• _Problem requirements_
Your copy should match the records exactly, apart from the pictures, which stay out.

☆ ☆ ☆ ☆ ☆ ☆ ☆

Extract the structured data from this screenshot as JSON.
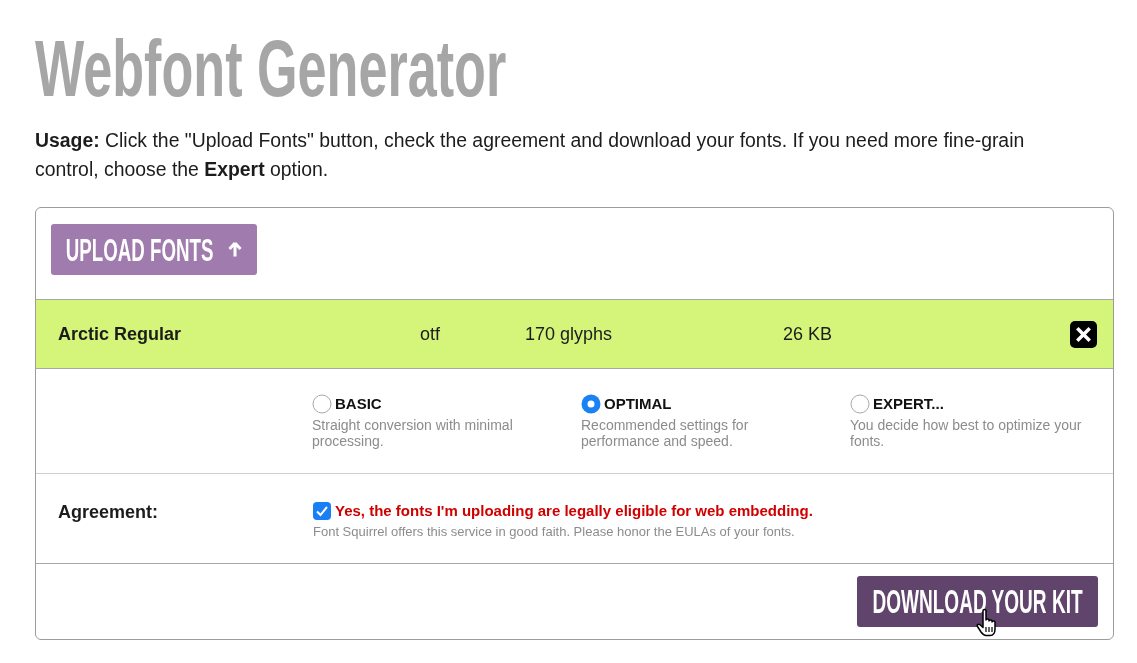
{
  "title": "Webfont Generator",
  "usage": "**Usage:** Click the \"Upload Fonts\" button, check the agreement and download your fonts. If you need more fine-grain control, choose the **Expert** option.",
  "upload_button": {
    "label": "UPLOAD FONTS"
  },
  "fonts": [
    {
      "name": "Arctic Regular",
      "format": "otf",
      "glyphs": "170 glyphs",
      "size": "26 KB"
    }
  ],
  "modes": [
    {
      "label": "BASIC",
      "description": "Straight conversion with minimal processing.",
      "selected": false
    },
    {
      "label": "OPTIMAL",
      "description": "Recommended settings for performance and speed.",
      "selected": true
    },
    {
      "label": "EXPERT...",
      "description": "You decide how best to optimize your fonts.",
      "selected": false
    }
  ],
  "agreement": {
    "label": "Agreement:",
    "checked": true,
    "statement": "Yes, the fonts I'm uploading are legally eligible for web embedding.",
    "note": "Font Squirrel offers this service in good faith. Please honor the EULAs of your fonts."
  },
  "download_button": {
    "label": "DOWNLOAD YOUR KIT"
  }
}
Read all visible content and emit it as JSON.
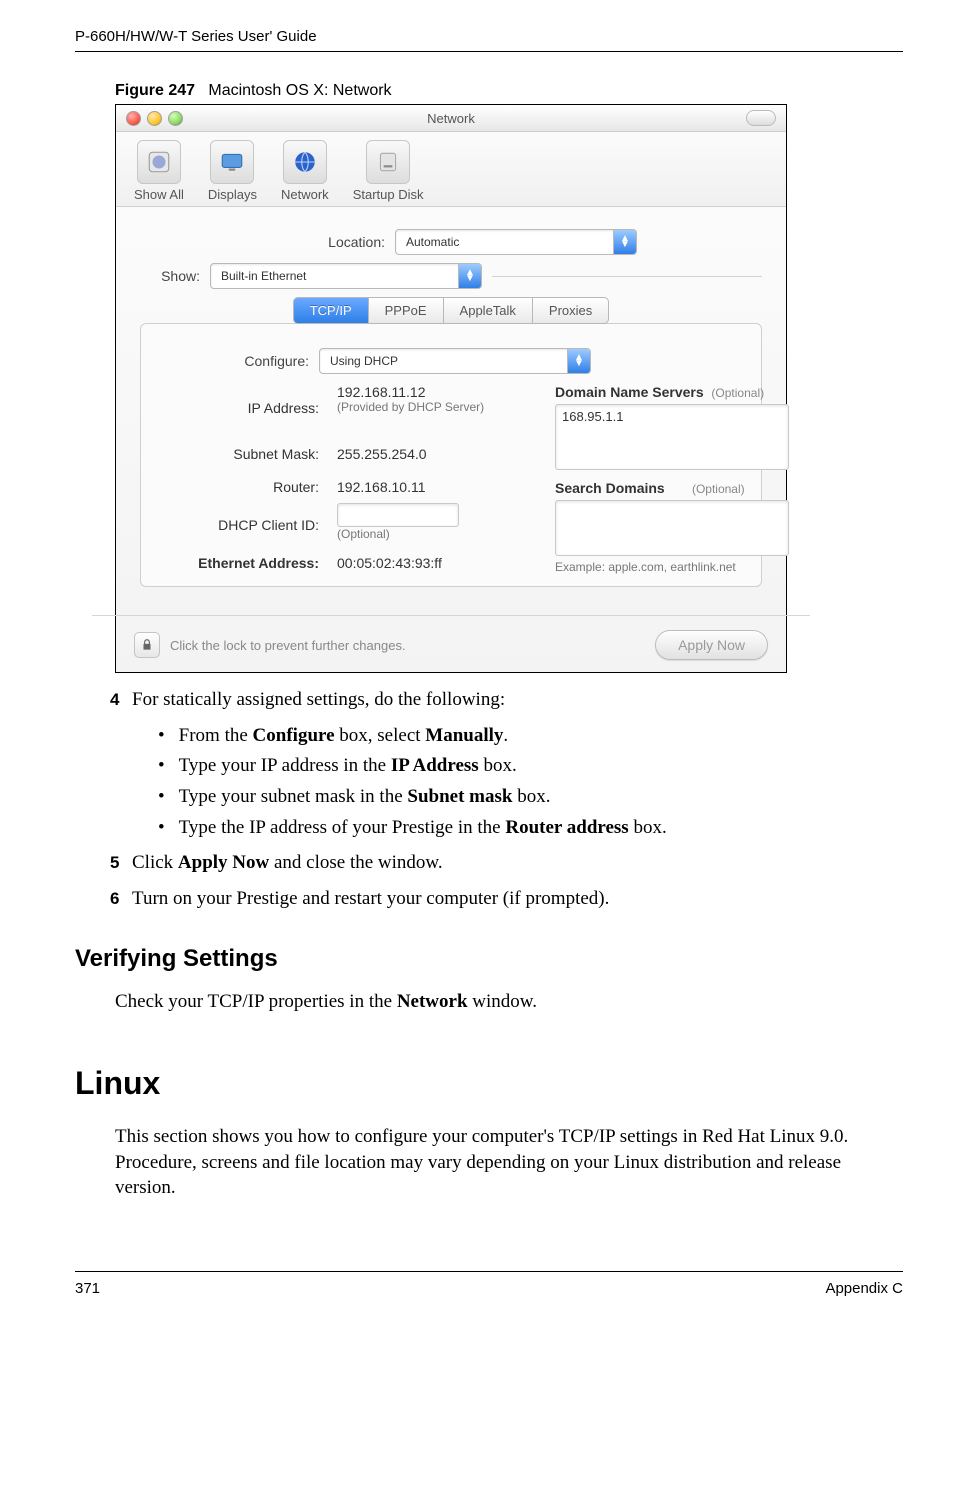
{
  "doc": {
    "header": "P-660H/HW/W-T Series User' Guide",
    "footer_left": "371",
    "footer_right": "Appendix C"
  },
  "figure": {
    "label": "Figure 247",
    "caption": "Macintosh OS X: Network"
  },
  "macwin": {
    "title": "Network",
    "toolbar": {
      "showall": "Show All",
      "displays": "Displays",
      "network": "Network",
      "startup": "Startup Disk"
    },
    "location_label": "Location:",
    "location_value": "Automatic",
    "show_label": "Show:",
    "show_value": "Built-in Ethernet",
    "tabs": {
      "tcpip": "TCP/IP",
      "pppoe": "PPPoE",
      "appletalk": "AppleTalk",
      "proxies": "Proxies"
    },
    "configure_label": "Configure:",
    "configure_value": "Using DHCP",
    "ip_label": "IP Address:",
    "ip_value": "192.168.11.12",
    "ip_sub": "(Provided by DHCP Server)",
    "subnet_label": "Subnet Mask:",
    "subnet_value": "255.255.254.0",
    "router_label": "Router:",
    "router_value": "192.168.10.11",
    "dhcp_label": "DHCP Client ID:",
    "dhcp_sub": "(Optional)",
    "eth_label": "Ethernet Address:",
    "eth_value": "00:05:02:43:93:ff",
    "dns_label": "Domain Name Servers",
    "dns_opt": "(Optional)",
    "dns_value": "168.95.1.1",
    "search_label": "Search Domains",
    "search_opt": "(Optional)",
    "search_example": "Example: apple.com, earthlink.net",
    "lock_text": "Click the lock to prevent further changes.",
    "apply_btn": "Apply Now"
  },
  "steps": {
    "s4": "For statically assigned settings, do the following:",
    "b1a": "From the ",
    "b1b": "Configure",
    "b1c": " box, select ",
    "b1d": "Manually",
    "b1e": ".",
    "b2a": "Type your IP address in the ",
    "b2b": "IP Address",
    "b2c": " box.",
    "b3a": "Type your subnet mask in the ",
    "b3b": "Subnet mask",
    "b3c": " box.",
    "b4a": "Type the IP address of your Prestige in the ",
    "b4b": "Router address",
    "b4c": " box.",
    "s5a": "Click ",
    "s5b": "Apply Now",
    "s5c": " and close the window.",
    "s6": "Turn on your Prestige and restart your computer (if prompted)."
  },
  "verify": {
    "heading": "Verifying Settings",
    "text_a": "Check your TCP/IP properties in the ",
    "text_b": "Network",
    "text_c": " window."
  },
  "linux": {
    "heading": "Linux",
    "para": "This section shows you how to configure your computer's TCP/IP settings in Red Hat Linux 9.0. Procedure, screens and file location may vary depending on your Linux distribution and release version."
  }
}
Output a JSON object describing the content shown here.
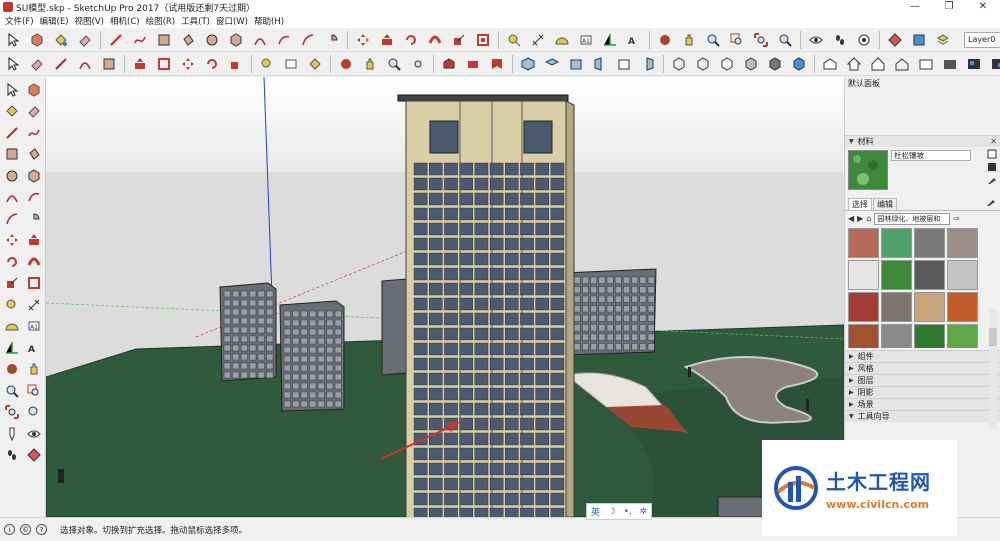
{
  "window": {
    "title": "SU模型.skp - SketchUp Pro 2017（试用版还剩7天过期）",
    "controls": [
      "—",
      "❐",
      "✕"
    ]
  },
  "menu": [
    "文件(F)",
    "编辑(E)",
    "视图(V)",
    "相机(C)",
    "绘图(R)",
    "工具(T)",
    "窗口(W)",
    "帮助(H)"
  ],
  "toolbar": {
    "layer_value": "Layer0"
  },
  "panel": {
    "title": "默认面板",
    "materials_label": "材料",
    "material_name": "杜松镶坡",
    "tabs": [
      "选择",
      "编辑"
    ],
    "library": "园林绿化、地被层和",
    "sections": [
      "组件",
      "风格",
      "图层",
      "阴影",
      "场景",
      "工具向导"
    ]
  },
  "status": {
    "text": "选择对象。切换到扩充选择。拖动鼠标选择多项。"
  },
  "ime": {
    "items": [
      "英",
      "☽",
      "•,",
      "✲"
    ]
  },
  "watermark": {
    "title": "土木工程网",
    "url": "www.civilcn.com"
  },
  "colors": {
    "sky": "#dcdcdc",
    "ground": "#2f5a3b",
    "tower": "#d9cfa6",
    "window": "#4b5a6e",
    "accent_red": "#c0392b"
  }
}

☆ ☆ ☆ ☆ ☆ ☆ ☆

• _Solution_
Extract the structured data from this screenshot as JSON.
{
  "title": "Webfont Generator",
  "usage": "**Usage:** Click the \"Upload Fonts\" button, check the agreement and download your fonts. If you need more fine-grain control, choose the **Expert** option.",
  "upload_button": {
    "label": "UPLOAD FONTS"
  },
  "fonts": [
    {
      "name": "Arctic Regular",
      "format": "otf",
      "glyphs": "170 glyphs",
      "size": "26 KB"
    }
  ],
  "modes": [
    {
      "label": "BASIC",
      "description": "Straight conversion with minimal processing.",
      "selected": false
    },
    {
      "label": "OPTIMAL",
      "description": "Recommended settings for performance and speed.",
      "selected": true
    },
    {
      "label": "EXPERT...",
      "description": "You decide how best to optimize your fonts.",
      "selected": false
    }
  ],
  "agreement": {
    "label": "Agreement:",
    "checked": true,
    "statement": "Yes, the fonts I'm uploading are legally eligible for web embedding.",
    "note": "Font Squirrel offers this service in good faith. Please honor the EULAs of your fonts."
  },
  "download_button": {
    "label": "DOWNLOAD YOUR KIT"
  }
}
Read all visible content and emit it as JSON.
{
  "doc": {
    "header": "P-660H/HW/W-T Series User' Guide",
    "footer_left": "371",
    "footer_right": "Appendix C"
  },
  "figure": {
    "label": "Figure 247",
    "caption": "Macintosh OS X: Network"
  },
  "macwin": {
    "title": "Network",
    "toolbar": {
      "showall": "Show All",
      "displays": "Displays",
      "network": "Network",
      "startup": "Startup Disk"
    },
    "location_label": "Location:",
    "location_value": "Automatic",
    "show_label": "Show:",
    "show_value": "Built-in Ethernet",
    "tabs": {
      "tcpip": "TCP/IP",
      "pppoe": "PPPoE",
      "appletalk": "AppleTalk",
      "proxies": "Proxies"
    },
    "configure_label": "Configure:",
    "configure_value": "Using DHCP",
    "ip_label": "IP Address:",
    "ip_value": "192.168.11.12",
    "ip_sub": "(Provided by DHCP Server)",
    "subnet_label": "Subnet Mask:",
    "subnet_value": "255.255.254.0",
    "router_label": "Router:",
    "router_value": "192.168.10.11",
    "dhcp_label": "DHCP Client ID:",
    "dhcp_sub": "(Optional)",
    "eth_label": "Ethernet Address:",
    "eth_value": "00:05:02:43:93:ff",
    "dns_label": "Domain Name Servers",
    "dns_opt": "(Optional)",
    "dns_value": "168.95.1.1",
    "search_label": "Search Domains",
    "search_opt": "(Optional)",
    "search_example": "Example: apple.com, earthlink.net",
    "lock_text": "Click the lock to prevent further changes.",
    "apply_btn": "Apply Now"
  },
  "steps": {
    "s4": "For statically assigned settings, do the following:",
    "b1a": "From the ",
    "b1b": "Configure",
    "b1c": " box, select ",
    "b1d": "Manually",
    "b1e": ".",
    "b2a": "Type your IP address in the ",
    "b2b": "IP Address",
    "b2c": " box.",
    "b3a": "Type your subnet mask in the ",
    "b3b": "Subnet mask",
    "b3c": " box.",
    "b4a": "Type the IP address of your Prestige in the ",
    "b4b": "Router address",
    "b4c": " box.",
    "s5a": "Click ",
    "s5b": "Apply Now",
    "s5c": " and close the window.",
    "s6": "Turn on your Prestige and restart your computer (if prompted)."
  },
  "verify": {
    "heading": "Verifying Settings",
    "text_a": "Check your TCP/IP properties in the ",
    "text_b": "Network",
    "text_c": " window."
  },
  "linux": {
    "heading": "Linux",
    "para": "This section shows you how to configure your computer's TCP/IP settings in Red Hat Linux 9.0. Procedure, screens and file location may vary depending on your Linux distribution and release version."
  }
}
Output a JSON object describing the content shown here.
{
  "window": {
    "title": "SU模型.skp - SketchUp Pro 2017（试用版还剩7天过期）",
    "controls": [
      "—",
      "❐",
      "✕"
    ]
  },
  "menu": [
    "文件(F)",
    "编辑(E)",
    "视图(V)",
    "相机(C)",
    "绘图(R)",
    "工具(T)",
    "窗口(W)",
    "帮助(H)"
  ],
  "toolbar": {
    "layer_value": "Layer0"
  },
  "panel": {
    "title": "默认面板",
    "materials_label": "材料",
    "material_name": "杜松镶坡",
    "tabs": [
      "选择",
      "编辑"
    ],
    "library": "园林绿化、地被层和",
    "sections": [
      "组件",
      "风格",
      "图层",
      "阴影",
      "场景",
      "工具向导"
    ]
  },
  "status": {
    "text": "选择对象。切换到扩充选择。拖动鼠标选择多项。"
  },
  "ime": {
    "items": [
      "英",
      "☽",
      "•,",
      "✲"
    ]
  },
  "watermark": {
    "title": "土木工程网",
    "url": "www.civilcn.com"
  },
  "colors": {
    "sky": "#dcdcdc",
    "ground": "#2f5a3b",
    "tower": "#d9cfa6",
    "window": "#4b5a6e",
    "accent_red": "#c0392b"
  }
}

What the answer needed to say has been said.